We recently celebrated the opening of the Child Development Center in Tuolomne County, California. The team (myself included) designed this center on the campus of Columbia College to allow mothers to continue their education by providing a fun place for their children while they're at class. The place is revolutionary on many levels. The five building center mimics a village in the rural foothills, with each age group in their own miniature house. Rather than sequestering operation away in a different area, each building has two classes united by a kitchen with washer and dryer in the center, so the children are never far from the sounds they associate with home. It seems as if it were designed by the children themselves, with doors and windows, even the sinks and toilets, set at their height. My favorite part is that the center was set in the middle of a mature oak forest, with no grade changes, so the buildings are on piers to prevent damage to the root systems of the trees. These trees, aside from being loved by the children, will serve the purpose of keeping the buildings cool in the summer, part of our LEED design. The photos where you can't see the buildings for the trees- that's the point!
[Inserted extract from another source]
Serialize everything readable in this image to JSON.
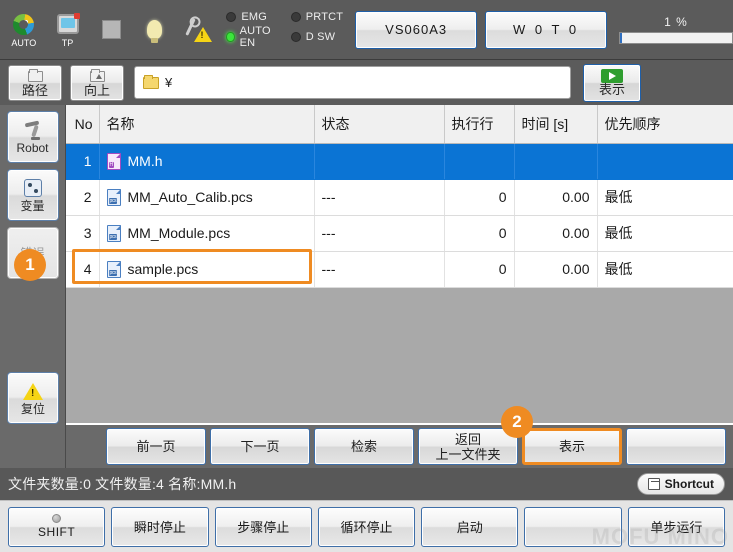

I was brought on the projects as an ecologist with the goal of preserving as many trees as possible.
For more on this project see my other post